However, there is still a chance that some or all of the defendants will be tried as juveniles in this case.
McCarthy explained that each of the defendants is expected to file for a waiver hearing which is a request to reverse the jurisdiction and put the case back into juvenile court. Indeed, David Felson, attorney for Will Smith told reporters that he had already filed the motion for such a waiver.
There are five factors which play into the decision to grant a waiver, explained McCarthy. The waiver studies are done by the Division of Juvenile Services for the State of Maryland. The studies will look at five factors, the age of the boys, the physical and mental capabilities of the boys, their role in the crime, amenability to treatment, and public safety.
McCarthy said that his office would decide to oppose the waivers for a change of venue on an individual basis. “I don’t think this is a one size fits all situation. We will look at each boy’s report and make a determination as to whether we should concede in some instances or fight those waivers depending on what those reports show,” said McCarthy.
All four defendants, in this case, have Preliminary Hearings scheduled in court on Friday, Nov. 30, however, McCarthy and his team do not believe those hearings will take place. “We anticipate those hearings to be continued (to another date) or there will be action by the Grand Jury prior to Friday.”
On Sunday, multiple brooms were discovered on and near the grounds Damascus High School, according to a letter sent home from Damascus High School Principal Casey Crouse.
Crouse sent a letter to parents on Monday letting them know about the incident. According to the letter, the police were notified, and the brooms were removed Sunday.

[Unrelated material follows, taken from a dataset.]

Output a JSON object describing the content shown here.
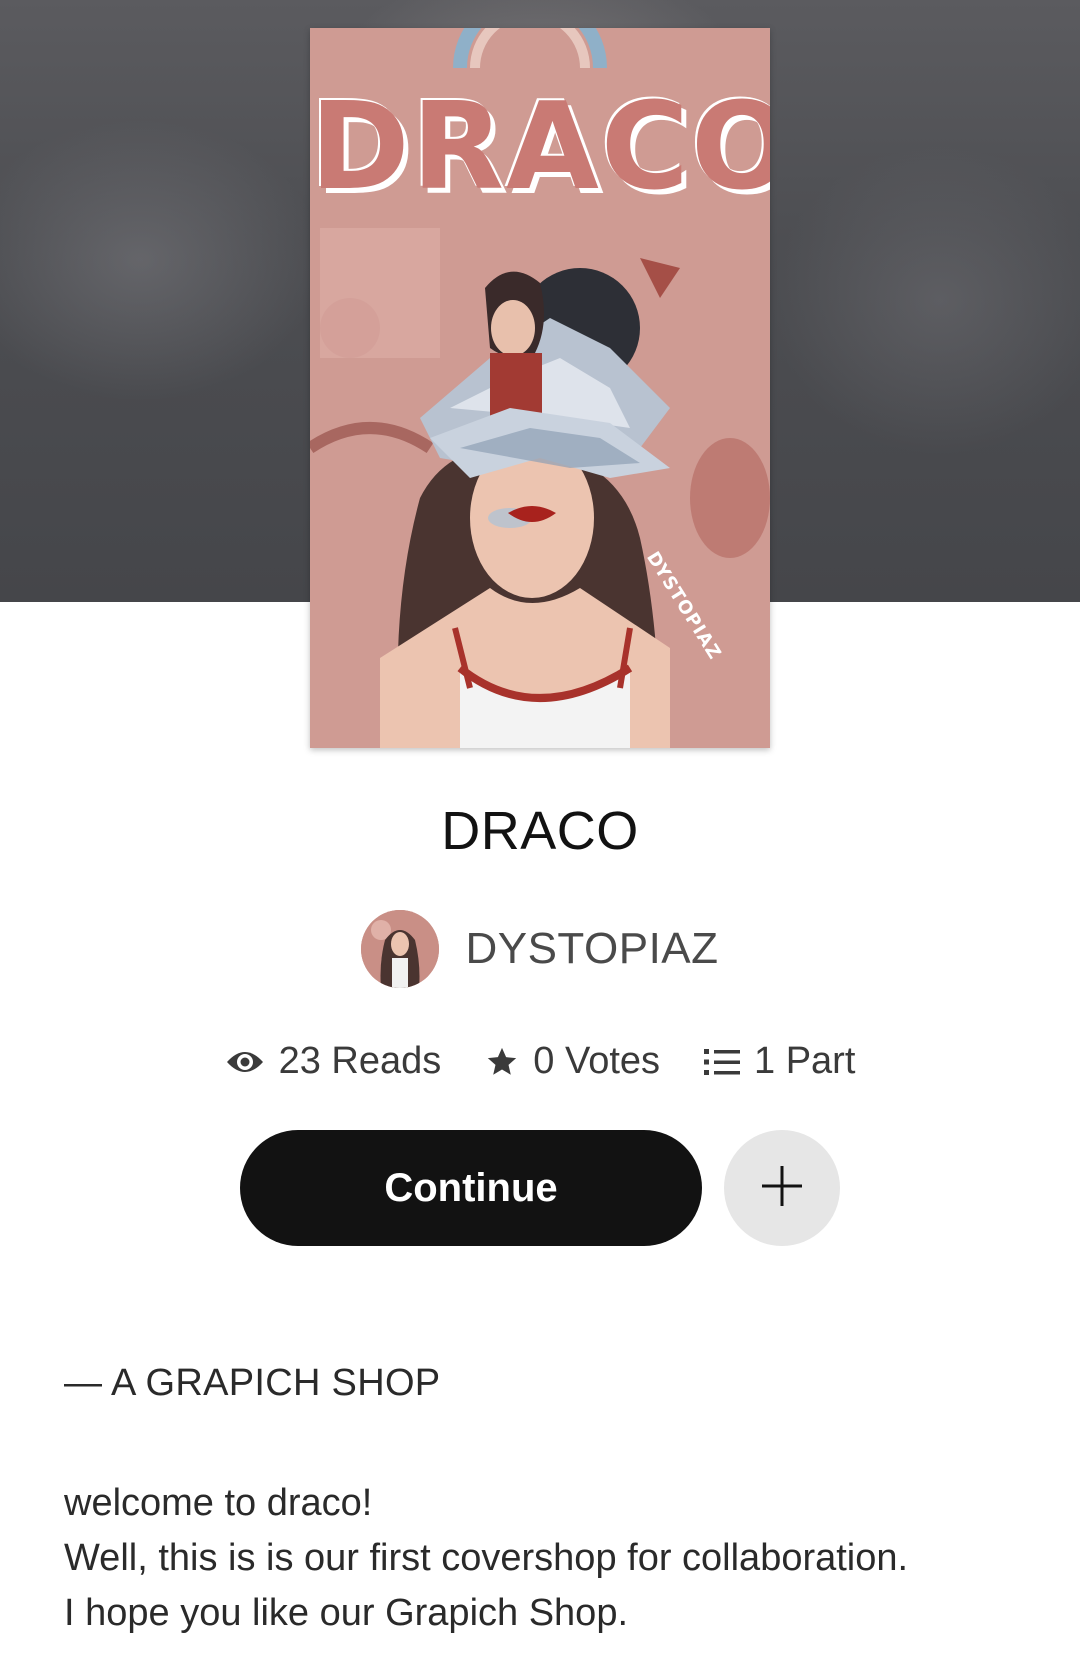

According to the letter, “The police were notified, and the items were quickly removed. MCPS staff members and MCPD officers surveyed the areas again Monday morning to ensure that the area was clear of the offensive items. This act is extremely upsetting and clearly demonstrates an attempt to harm the well-being of DHS students, staff and community. An investigation is underway, and any person found responsible for this will be assigned consequences according to all applicable laws and in accordance with the MCPS Code of Conduct. Additional counselors and psychologists remain present at DHS to ensure we have support services in place for students and staff.”

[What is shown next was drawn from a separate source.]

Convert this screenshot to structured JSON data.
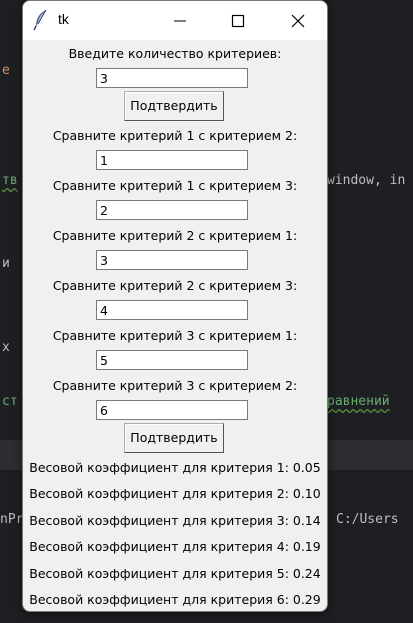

Top: Four Damascus football players have accused of raping one teammate and attempting to rape three others with a broomstick have been released on bond.
Next: Montgomery County State’s Attorney John McCarthy addresses reporters after the bond hearing for the four Damascus High School students in Rockville on Monday.
Next: Damascus High School.
Next: Defense attorney David Felsen, who represents Will Smith, talks to reporters outside of the courthouse in Rockville on Monday after the hearing.
Photos by Germantown Pulse